Problem details:
Your answer must be every line of the data that holds the string "http".

Dataset records:
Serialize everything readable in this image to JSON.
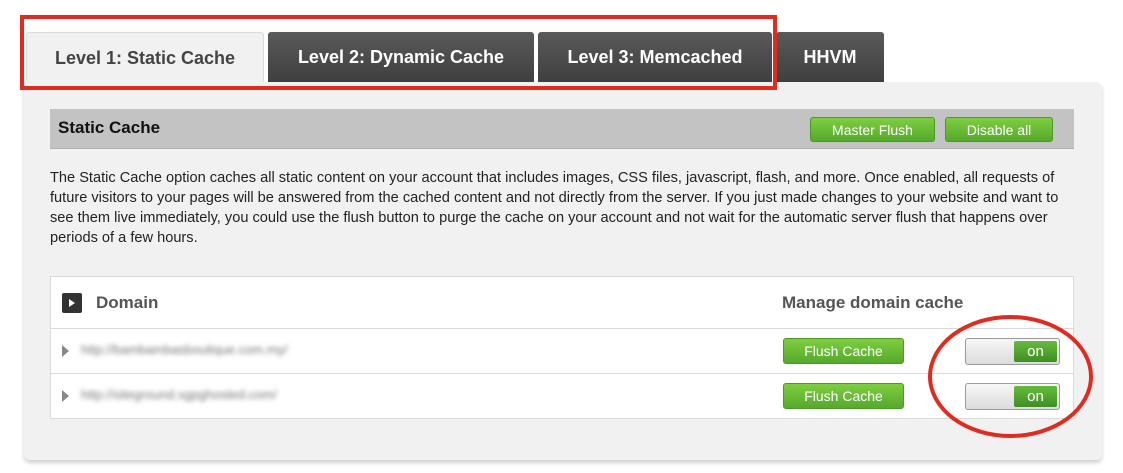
{
  "tabs": [
    {
      "label": "Level 1: Static Cache",
      "active": true
    },
    {
      "label": "Level 2: Dynamic Cache",
      "active": false
    },
    {
      "label": "Level 3: Memcached",
      "active": false
    },
    {
      "label": "HHVM",
      "active": false
    }
  ],
  "section": {
    "title": "Static Cache",
    "master_flush_label": "Master Flush",
    "disable_all_label": "Disable all"
  },
  "description": "The Static Cache option caches all static content on your account that includes images, CSS files, javascript, flash, and more. Once enabled, all requests of future visitors to your pages will be answered from the cached content and not directly from the server. If you just made changes to your website and want to see them live immediately, you could use the flush button to purge the cache on your account and not wait for the automatic server flush that happens over periods of a few hours.",
  "table": {
    "col_domain": "Domain",
    "col_manage": "Manage domain cache",
    "rows": [
      {
        "domain": "http://bambambasboutique.com.my/",
        "flush_label": "Flush Cache",
        "toggle_label": "on"
      },
      {
        "domain": "http://siteground.sgpghosted.com/",
        "flush_label": "Flush Cache",
        "toggle_label": "on"
      }
    ]
  },
  "colors": {
    "annotation": "#e02b20",
    "accent_green": "#5fb52f",
    "tab_inactive": "#4d4d4d"
  }
}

Response:
        "domain": "http://bambambasboutique.com.my/",
        "domain": "http://siteground.sgpghosted.com/",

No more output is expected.